Considering the recent events in which a car bomb had been planted at Wulfrun, Bio Medic’s location and that the march intended to go through that area, there is a reasonable suspicion that unless conditions and restrictions are applied, violence could erupt. • Moreover, in R v Chief Constable of Devon and Cornwall, ex parte Central Electricity Generating Board  QBD 458 Lord Denning explained that a breach of the peace could give rise to restrictions and conditions on a public procession.
Lord Denning explained that breach of the peace would occur if the conduct was such that it prevented a person going about his lawful activities. Based on the authorities cited, the chief constable was at liberty to impose conditions on the march. However, it is unlikely that the march could have been banned since Article 11 of the European Convention on Human Rights protects the right of the individual to conduct peaceful marches. Question 3 • Whether or not the arrest of Phillip, Henry and Emma was lawful turns on whether or not the police had reasonable grounds to suspect that a breach of the peace was likely to occur.
In Phillip’s case it seems logical for the police to assume that a breach of the peace was about to occur had Phillip not been taken into custody. Emotions were running high between Phillip and William and the recent acts of violence and protest lends itself to the likelihood that a breach of the peace might occur. • It was held in Singh, R v Chief Constable of West Midlands Police  EWCA Civ 118 that police had a general duty to keep the peace as well as to ascertain that when individuals exercised their fundamental rights and freedoms, the exercise of those rights were not disproportionate to the rights and freedoms of others.
Although Phillip had a right to express his feelings about the research ethics of Bio Medic, he did so in a way that compromised the freedom of movement of others. The graphic depictions of mutilated embryos were not necessary for conveying his opposition to the research and was offensive to bystanders.
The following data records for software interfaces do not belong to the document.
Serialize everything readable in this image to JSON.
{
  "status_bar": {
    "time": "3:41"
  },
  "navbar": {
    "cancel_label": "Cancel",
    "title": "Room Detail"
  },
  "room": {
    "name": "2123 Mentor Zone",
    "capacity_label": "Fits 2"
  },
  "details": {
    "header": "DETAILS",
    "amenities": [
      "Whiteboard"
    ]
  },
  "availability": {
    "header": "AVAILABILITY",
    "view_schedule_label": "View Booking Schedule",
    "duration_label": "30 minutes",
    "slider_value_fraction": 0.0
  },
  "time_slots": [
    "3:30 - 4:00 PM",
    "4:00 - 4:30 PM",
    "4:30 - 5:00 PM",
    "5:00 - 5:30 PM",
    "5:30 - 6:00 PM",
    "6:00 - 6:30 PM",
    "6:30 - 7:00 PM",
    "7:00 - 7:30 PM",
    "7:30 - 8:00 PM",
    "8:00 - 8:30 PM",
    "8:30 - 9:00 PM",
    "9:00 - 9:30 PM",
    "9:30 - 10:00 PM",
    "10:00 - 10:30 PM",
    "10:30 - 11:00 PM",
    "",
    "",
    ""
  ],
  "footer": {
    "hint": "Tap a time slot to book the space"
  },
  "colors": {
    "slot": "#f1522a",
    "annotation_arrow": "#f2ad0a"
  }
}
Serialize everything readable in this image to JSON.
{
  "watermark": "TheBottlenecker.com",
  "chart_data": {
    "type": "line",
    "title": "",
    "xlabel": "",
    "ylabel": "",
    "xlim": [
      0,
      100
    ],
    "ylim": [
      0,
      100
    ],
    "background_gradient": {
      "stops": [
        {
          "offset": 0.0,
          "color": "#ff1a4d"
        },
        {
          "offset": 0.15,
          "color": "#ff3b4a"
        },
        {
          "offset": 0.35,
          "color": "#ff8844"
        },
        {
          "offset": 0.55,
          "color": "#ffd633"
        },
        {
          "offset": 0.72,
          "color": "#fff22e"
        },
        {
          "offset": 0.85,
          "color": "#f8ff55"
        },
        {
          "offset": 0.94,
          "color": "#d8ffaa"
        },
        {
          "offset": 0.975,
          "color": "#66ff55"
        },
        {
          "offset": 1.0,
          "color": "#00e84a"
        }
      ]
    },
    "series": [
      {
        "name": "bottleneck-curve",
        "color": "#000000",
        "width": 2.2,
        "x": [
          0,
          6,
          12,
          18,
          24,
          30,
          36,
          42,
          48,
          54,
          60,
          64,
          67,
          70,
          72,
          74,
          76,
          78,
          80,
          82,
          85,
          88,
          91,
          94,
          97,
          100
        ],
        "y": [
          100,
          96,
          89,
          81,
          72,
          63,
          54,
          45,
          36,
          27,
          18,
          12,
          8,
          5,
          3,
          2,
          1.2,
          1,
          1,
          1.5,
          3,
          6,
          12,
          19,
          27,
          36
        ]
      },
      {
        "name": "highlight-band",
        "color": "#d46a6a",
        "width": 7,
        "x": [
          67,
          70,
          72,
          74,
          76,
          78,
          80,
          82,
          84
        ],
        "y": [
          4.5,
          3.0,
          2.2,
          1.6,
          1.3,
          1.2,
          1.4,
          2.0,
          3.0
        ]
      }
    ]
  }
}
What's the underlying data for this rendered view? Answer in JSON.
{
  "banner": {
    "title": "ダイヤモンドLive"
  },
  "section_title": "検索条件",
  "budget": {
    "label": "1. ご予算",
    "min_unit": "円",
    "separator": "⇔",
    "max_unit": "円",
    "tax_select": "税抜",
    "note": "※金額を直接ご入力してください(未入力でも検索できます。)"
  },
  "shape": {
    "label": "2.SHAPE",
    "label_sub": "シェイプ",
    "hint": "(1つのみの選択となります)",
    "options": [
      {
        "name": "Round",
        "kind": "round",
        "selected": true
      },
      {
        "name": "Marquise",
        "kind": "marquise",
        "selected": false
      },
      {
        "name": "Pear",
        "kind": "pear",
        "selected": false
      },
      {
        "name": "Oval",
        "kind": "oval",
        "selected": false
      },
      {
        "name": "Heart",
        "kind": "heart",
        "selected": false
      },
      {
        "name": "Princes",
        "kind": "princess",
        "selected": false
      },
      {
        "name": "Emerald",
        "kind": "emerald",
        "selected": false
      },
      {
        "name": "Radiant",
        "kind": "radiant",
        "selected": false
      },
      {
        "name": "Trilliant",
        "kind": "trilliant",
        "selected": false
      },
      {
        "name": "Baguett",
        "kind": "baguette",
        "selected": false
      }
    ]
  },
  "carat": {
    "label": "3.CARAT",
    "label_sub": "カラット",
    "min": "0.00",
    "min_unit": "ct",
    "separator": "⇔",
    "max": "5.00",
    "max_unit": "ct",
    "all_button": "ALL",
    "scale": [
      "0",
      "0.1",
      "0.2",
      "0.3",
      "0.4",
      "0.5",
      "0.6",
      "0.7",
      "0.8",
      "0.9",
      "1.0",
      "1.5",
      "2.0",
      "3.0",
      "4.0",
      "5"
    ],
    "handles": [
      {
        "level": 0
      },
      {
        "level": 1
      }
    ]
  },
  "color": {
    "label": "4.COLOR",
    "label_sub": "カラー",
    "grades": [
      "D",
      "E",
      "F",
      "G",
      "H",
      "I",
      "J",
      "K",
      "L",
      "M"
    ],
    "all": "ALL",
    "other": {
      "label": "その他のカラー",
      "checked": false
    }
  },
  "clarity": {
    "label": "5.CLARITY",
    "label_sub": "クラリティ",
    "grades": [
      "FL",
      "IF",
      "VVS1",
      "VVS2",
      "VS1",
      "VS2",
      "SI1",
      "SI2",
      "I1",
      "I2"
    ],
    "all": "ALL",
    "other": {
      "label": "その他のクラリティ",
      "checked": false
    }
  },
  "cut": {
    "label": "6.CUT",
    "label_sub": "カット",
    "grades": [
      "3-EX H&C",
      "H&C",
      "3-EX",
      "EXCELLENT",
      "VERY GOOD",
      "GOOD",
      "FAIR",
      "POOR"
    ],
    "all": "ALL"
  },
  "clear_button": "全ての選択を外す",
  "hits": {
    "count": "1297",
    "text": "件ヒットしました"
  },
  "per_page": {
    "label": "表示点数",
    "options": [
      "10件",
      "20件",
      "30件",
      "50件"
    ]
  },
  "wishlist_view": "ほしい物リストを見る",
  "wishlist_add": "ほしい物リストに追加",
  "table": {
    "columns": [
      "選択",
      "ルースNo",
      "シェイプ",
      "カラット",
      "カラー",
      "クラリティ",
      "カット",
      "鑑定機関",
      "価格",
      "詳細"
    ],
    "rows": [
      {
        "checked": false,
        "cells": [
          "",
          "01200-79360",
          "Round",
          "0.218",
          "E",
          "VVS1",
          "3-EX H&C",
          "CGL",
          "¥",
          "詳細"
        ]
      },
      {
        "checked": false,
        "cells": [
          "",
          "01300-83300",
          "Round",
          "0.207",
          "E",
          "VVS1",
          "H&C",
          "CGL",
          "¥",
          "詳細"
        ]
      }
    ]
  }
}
Even if the depictions were not offensive, Phillip did in fact engage in confrontation with a bystander and this gave rise to a reasonable suspicion on the part of the police that a breach of the peace might ensue.
Emma and Henry’s speech however did not give rise to incitement and did not appear to create a disturbance. • The right to free speech is protected by the European Convention on Human Rights and the ensuing arrest was therefore arbitrary and a further violation of Convention rights against unlawful arrest. • According to the ruling in R (Laporte) v Chief Constable of Gloucestershire Constabulary  2 WLR 46 even a dispersal order in such circumstances was a violation of Article 10 of the Convention which guarantees the right to free expression.